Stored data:
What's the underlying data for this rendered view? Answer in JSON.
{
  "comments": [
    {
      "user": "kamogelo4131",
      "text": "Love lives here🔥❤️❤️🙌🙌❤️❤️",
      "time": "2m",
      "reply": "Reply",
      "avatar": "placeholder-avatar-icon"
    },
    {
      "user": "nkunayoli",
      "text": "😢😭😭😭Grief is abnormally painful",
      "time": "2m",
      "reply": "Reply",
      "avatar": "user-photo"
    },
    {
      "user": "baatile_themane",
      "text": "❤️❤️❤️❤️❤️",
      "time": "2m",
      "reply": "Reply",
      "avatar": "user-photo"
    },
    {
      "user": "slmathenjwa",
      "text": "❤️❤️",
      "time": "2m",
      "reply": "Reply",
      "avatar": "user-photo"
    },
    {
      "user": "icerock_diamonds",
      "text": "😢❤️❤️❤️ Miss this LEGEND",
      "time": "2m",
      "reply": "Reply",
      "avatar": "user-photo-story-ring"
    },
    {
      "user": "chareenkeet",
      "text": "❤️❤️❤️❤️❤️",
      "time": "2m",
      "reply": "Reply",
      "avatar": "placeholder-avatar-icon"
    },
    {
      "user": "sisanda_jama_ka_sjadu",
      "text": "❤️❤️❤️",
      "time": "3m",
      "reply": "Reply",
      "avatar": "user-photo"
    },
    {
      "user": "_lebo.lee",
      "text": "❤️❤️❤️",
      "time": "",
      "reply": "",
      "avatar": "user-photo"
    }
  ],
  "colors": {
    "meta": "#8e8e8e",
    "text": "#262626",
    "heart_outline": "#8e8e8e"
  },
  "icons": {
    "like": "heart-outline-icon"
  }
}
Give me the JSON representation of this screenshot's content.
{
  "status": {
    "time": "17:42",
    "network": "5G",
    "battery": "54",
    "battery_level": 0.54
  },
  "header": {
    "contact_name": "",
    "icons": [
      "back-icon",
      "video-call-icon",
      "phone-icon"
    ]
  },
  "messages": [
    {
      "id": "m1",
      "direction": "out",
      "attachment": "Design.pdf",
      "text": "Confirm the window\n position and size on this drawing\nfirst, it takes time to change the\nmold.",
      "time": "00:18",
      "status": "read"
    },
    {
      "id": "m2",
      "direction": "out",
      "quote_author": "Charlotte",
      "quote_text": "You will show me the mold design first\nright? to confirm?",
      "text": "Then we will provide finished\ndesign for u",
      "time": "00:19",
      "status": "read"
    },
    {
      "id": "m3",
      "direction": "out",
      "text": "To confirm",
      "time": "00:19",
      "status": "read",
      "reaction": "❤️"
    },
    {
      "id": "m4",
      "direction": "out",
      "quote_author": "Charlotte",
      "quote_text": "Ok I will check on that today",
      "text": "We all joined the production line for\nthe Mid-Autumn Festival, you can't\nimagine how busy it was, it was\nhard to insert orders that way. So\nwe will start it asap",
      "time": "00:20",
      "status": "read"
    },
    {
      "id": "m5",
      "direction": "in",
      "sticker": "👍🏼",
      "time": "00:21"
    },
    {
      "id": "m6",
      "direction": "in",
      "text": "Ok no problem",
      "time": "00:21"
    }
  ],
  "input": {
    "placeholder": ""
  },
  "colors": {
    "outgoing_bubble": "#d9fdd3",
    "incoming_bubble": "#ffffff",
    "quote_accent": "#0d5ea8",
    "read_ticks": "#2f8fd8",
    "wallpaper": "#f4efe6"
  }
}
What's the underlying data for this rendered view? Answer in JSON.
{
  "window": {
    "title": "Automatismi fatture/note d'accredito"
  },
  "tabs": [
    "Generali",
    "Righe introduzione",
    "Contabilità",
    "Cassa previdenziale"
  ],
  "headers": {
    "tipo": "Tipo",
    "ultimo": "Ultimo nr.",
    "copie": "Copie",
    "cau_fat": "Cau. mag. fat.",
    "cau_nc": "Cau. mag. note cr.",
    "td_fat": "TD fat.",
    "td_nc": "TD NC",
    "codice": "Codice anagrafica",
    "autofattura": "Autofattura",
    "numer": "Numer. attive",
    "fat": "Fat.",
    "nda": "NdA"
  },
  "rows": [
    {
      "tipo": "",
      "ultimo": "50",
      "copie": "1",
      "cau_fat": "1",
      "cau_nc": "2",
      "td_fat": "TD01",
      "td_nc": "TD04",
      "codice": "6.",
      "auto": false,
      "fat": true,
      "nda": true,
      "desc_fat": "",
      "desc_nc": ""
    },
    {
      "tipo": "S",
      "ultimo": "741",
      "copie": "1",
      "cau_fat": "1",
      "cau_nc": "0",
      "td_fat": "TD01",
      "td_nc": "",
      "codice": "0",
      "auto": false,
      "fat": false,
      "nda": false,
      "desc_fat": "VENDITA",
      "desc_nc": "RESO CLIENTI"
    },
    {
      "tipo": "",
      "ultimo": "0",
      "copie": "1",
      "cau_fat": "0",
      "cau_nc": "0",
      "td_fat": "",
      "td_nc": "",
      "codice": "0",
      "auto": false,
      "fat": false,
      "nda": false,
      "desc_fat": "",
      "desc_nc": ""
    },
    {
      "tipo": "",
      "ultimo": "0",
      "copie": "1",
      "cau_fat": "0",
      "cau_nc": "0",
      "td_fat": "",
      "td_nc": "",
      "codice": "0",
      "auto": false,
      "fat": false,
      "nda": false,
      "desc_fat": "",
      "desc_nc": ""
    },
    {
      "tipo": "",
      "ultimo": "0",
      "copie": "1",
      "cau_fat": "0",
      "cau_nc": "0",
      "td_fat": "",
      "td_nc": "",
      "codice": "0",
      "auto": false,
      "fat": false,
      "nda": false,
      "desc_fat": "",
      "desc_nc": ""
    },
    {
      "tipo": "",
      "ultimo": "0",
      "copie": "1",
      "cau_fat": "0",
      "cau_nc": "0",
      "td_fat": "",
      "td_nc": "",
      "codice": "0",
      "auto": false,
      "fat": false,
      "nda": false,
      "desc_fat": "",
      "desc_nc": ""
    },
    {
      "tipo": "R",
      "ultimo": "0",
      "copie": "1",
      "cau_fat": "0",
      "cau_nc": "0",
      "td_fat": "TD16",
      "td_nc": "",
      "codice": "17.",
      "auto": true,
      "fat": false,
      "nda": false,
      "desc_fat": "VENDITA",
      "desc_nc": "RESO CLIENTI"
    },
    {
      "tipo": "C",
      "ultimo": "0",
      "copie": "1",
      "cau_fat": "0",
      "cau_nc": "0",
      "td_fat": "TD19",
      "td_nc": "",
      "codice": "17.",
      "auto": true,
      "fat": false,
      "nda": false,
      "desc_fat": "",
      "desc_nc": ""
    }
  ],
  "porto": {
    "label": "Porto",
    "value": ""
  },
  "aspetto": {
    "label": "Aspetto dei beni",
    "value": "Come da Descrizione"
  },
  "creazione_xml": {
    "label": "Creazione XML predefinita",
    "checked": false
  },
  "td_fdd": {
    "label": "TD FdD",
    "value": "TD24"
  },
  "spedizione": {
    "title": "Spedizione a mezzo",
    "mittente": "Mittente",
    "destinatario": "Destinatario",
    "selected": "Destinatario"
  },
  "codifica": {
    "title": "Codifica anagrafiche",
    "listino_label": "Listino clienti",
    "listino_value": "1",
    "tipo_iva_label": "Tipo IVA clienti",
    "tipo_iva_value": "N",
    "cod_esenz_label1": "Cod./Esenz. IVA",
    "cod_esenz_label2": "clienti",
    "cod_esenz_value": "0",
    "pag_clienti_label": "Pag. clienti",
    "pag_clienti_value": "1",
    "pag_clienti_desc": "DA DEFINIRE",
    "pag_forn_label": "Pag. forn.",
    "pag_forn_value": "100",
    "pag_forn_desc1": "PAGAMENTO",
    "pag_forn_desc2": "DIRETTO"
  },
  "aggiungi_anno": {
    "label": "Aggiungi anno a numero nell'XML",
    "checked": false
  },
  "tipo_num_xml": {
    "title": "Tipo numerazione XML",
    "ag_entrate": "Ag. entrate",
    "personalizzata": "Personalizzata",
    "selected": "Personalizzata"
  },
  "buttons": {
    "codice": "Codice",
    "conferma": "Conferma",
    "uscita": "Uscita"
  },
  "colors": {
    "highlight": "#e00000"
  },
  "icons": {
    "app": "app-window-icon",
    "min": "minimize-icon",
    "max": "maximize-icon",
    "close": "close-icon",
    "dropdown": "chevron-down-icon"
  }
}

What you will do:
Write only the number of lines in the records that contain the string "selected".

Answer to this exercise:
2